**Your task:** Please filter the data down to the lines that include the word "JSON" and copy them.

**Records supplied:**

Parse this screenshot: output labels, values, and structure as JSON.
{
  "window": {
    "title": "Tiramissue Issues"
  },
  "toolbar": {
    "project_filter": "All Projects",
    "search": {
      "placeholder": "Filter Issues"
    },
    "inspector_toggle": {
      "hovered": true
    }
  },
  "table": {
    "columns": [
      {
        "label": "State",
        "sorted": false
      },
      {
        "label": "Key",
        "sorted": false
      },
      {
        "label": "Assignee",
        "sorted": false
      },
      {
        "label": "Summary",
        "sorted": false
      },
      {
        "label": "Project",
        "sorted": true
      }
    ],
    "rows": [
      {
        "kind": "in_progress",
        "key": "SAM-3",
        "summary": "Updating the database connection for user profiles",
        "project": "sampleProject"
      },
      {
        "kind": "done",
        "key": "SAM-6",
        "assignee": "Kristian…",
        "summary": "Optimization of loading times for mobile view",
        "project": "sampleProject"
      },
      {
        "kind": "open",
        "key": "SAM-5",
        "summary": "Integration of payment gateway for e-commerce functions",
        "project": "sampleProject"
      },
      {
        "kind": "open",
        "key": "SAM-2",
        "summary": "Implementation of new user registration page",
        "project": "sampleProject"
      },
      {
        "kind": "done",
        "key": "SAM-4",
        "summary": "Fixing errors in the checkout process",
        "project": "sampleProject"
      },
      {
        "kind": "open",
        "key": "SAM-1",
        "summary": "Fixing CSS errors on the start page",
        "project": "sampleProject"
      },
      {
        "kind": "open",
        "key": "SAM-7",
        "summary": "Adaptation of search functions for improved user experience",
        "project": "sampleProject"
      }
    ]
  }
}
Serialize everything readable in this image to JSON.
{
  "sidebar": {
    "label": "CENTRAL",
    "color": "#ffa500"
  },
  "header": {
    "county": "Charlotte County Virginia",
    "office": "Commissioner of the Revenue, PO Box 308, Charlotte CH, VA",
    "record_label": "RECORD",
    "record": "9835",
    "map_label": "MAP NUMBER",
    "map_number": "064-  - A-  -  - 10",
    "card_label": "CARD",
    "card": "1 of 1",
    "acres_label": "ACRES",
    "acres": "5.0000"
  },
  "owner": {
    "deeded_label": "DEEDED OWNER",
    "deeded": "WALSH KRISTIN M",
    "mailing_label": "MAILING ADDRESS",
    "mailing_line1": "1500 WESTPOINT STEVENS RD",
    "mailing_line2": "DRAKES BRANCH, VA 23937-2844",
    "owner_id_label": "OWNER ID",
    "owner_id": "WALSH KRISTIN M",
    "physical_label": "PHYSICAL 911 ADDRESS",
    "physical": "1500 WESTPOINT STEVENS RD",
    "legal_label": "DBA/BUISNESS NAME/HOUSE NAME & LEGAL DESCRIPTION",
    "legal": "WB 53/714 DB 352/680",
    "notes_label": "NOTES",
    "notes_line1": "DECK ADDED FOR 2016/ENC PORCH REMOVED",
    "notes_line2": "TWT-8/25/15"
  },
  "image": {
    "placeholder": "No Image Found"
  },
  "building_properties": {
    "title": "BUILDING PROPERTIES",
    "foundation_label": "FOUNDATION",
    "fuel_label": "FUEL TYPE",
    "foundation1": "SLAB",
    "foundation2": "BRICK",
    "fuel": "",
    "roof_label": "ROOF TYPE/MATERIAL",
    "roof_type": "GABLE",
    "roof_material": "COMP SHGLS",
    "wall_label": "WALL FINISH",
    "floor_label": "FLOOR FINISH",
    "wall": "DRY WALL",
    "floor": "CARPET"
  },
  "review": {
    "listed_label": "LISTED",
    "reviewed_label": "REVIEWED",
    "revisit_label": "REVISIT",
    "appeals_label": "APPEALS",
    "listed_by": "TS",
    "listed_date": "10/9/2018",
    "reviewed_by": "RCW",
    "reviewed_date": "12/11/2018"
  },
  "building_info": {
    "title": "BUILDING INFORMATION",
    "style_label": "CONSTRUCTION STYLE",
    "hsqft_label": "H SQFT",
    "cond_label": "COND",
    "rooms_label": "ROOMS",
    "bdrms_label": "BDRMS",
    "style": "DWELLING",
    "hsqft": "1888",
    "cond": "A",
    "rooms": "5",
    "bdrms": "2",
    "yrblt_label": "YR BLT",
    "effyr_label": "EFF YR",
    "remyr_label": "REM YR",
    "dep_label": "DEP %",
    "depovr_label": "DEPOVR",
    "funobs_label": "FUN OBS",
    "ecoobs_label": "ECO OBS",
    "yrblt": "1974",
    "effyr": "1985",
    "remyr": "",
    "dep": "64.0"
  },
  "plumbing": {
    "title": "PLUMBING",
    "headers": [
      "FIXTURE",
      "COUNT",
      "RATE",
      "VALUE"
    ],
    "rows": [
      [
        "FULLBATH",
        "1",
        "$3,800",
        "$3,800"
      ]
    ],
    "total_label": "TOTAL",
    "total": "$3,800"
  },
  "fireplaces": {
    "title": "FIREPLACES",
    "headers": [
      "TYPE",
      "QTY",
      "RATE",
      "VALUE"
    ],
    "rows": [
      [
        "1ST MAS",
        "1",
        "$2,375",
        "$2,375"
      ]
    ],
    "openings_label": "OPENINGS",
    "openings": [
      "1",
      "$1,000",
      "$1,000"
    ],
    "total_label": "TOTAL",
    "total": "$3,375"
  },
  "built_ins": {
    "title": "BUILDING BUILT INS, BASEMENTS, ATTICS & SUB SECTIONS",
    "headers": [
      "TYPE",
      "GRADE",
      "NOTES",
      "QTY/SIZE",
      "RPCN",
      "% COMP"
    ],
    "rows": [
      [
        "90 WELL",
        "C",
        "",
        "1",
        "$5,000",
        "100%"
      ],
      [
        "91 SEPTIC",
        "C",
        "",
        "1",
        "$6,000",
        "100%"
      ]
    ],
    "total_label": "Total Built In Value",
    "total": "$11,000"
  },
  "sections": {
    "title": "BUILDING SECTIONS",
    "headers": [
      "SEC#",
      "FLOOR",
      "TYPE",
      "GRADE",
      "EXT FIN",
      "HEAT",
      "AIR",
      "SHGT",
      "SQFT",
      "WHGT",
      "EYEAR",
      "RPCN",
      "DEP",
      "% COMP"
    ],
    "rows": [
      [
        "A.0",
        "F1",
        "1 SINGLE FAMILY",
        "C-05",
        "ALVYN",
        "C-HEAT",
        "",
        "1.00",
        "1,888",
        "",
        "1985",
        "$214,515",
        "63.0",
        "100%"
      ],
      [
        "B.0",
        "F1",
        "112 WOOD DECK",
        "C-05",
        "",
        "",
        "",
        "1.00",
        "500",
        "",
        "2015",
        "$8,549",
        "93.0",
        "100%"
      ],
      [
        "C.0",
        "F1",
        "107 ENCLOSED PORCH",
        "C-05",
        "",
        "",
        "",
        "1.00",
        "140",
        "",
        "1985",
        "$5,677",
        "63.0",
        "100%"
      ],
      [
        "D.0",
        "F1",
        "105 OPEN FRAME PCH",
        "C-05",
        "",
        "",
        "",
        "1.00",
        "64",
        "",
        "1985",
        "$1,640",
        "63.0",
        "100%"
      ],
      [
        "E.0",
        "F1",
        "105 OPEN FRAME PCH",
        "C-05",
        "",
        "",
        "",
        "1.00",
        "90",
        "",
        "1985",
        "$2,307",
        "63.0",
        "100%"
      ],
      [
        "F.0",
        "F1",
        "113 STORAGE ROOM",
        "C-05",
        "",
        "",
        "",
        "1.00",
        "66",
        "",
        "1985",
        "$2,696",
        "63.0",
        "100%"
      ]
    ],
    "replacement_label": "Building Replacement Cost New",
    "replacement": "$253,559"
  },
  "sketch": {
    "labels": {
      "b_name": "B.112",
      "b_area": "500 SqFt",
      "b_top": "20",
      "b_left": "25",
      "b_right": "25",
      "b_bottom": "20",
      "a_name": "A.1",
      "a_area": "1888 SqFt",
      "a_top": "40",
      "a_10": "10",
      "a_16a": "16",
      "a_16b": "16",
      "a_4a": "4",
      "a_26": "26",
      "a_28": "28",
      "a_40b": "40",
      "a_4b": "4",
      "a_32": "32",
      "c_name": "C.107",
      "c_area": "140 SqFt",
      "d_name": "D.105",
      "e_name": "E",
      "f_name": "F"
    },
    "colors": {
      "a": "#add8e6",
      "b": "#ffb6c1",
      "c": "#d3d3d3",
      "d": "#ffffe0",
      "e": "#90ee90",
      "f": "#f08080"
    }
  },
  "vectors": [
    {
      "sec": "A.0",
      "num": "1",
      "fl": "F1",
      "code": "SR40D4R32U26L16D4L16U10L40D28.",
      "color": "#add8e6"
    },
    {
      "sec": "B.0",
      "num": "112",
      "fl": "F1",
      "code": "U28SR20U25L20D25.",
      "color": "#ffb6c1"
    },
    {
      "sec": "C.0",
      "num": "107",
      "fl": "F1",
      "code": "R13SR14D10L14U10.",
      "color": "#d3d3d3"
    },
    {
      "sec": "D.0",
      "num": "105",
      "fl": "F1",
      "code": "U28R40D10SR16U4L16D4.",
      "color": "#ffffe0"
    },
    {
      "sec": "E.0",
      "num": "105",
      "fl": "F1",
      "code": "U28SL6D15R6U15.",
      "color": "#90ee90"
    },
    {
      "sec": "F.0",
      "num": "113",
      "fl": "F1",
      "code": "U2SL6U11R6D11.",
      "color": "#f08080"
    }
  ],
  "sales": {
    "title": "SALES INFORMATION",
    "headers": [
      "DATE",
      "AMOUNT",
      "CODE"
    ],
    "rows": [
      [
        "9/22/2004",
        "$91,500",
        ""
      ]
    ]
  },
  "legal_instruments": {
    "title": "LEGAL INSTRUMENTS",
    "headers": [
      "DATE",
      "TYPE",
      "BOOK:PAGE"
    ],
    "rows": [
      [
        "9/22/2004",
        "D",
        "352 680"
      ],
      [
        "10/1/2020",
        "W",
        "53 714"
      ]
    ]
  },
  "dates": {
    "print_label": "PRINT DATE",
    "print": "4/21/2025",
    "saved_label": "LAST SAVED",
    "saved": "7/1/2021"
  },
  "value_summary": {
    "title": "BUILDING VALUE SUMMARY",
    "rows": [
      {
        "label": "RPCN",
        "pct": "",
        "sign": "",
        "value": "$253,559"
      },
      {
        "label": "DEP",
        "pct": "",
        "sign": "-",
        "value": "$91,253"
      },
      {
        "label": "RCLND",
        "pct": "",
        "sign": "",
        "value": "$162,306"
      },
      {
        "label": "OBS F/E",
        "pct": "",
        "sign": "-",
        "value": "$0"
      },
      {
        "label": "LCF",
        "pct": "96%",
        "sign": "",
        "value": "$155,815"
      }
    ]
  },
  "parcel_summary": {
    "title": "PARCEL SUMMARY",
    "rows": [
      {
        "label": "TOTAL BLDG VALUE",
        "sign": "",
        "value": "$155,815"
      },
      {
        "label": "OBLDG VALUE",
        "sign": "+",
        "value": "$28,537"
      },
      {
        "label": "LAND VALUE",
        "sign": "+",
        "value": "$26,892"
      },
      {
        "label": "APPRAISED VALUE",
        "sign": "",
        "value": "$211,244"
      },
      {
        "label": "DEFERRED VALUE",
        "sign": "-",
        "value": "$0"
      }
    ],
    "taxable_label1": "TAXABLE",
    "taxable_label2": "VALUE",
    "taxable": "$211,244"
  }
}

**Solution:**
Parse this screenshot: output labels, values, and structure as JSON.
Serialize everything readable in this image to JSON.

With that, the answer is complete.